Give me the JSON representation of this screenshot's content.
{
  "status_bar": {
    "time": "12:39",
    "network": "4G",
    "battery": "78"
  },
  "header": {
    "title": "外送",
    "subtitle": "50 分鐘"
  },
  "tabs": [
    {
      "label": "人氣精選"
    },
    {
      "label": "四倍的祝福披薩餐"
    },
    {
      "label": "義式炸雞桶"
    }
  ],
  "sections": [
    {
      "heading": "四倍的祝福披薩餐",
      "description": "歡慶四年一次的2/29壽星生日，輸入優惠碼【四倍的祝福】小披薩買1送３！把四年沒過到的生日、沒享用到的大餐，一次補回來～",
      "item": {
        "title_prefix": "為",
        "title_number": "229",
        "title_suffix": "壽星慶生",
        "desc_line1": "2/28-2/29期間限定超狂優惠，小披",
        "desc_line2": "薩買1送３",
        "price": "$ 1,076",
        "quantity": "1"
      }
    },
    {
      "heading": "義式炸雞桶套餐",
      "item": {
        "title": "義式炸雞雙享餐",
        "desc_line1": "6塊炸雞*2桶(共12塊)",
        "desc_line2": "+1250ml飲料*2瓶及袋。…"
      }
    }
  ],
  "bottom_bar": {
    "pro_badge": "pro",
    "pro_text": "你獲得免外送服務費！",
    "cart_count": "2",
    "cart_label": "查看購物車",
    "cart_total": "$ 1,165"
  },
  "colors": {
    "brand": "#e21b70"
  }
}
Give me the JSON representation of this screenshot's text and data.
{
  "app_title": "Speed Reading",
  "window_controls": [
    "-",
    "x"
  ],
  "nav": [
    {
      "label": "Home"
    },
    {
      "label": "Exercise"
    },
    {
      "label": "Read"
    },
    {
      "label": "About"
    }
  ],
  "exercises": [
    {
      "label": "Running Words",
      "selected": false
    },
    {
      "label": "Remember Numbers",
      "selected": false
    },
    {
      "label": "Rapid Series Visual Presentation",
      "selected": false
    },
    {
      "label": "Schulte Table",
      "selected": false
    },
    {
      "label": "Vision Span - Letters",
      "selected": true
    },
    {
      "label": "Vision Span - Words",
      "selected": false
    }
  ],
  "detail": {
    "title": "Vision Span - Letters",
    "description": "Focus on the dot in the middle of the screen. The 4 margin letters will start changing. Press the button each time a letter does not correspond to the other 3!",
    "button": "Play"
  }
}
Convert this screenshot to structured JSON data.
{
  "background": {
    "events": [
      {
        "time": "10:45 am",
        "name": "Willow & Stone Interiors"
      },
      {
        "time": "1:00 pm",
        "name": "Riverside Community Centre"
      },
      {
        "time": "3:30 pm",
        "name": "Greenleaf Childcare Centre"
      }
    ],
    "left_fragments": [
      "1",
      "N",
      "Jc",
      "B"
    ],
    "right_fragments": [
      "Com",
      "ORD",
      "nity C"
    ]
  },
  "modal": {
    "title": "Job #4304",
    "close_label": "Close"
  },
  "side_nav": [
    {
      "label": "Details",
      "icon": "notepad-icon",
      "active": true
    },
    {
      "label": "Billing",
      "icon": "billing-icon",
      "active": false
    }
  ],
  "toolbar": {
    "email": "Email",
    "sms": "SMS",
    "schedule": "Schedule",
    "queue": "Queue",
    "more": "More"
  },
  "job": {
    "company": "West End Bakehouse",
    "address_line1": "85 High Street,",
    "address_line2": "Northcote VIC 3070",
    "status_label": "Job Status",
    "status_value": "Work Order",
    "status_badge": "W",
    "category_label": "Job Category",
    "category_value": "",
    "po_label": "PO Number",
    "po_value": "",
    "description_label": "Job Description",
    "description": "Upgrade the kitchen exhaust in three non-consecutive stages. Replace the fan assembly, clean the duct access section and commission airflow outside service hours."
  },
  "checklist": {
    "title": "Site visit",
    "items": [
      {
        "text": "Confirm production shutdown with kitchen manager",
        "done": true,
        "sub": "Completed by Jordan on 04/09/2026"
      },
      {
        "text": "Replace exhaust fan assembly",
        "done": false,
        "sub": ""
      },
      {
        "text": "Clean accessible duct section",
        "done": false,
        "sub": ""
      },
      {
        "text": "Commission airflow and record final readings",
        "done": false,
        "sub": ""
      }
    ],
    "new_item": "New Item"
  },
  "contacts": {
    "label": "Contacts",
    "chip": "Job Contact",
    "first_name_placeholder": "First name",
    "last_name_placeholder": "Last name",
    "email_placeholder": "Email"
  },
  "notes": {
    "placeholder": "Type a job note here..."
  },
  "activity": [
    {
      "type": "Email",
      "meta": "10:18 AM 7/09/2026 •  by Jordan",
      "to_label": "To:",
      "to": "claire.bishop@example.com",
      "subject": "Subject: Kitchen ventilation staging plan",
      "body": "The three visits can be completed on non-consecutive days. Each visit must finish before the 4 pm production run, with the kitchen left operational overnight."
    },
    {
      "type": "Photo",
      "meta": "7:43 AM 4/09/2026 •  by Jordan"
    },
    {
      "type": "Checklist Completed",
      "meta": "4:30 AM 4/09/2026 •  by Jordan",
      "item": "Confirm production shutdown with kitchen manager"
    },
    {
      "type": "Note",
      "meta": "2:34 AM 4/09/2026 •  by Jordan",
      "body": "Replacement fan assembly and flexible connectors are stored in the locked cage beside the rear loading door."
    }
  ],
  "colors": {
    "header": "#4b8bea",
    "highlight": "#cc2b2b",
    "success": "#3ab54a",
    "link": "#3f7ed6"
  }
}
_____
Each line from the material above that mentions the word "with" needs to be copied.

_Reply to the task:_
        "text": "Confirm production shutdown with kitchen manager",
      "body": "The three visits can be completed on non-consecutive days. Each visit must finish before the 4 pm production run, with the kitchen left operational overnight."
      "item": "Confirm production shutdown with kitchen manager"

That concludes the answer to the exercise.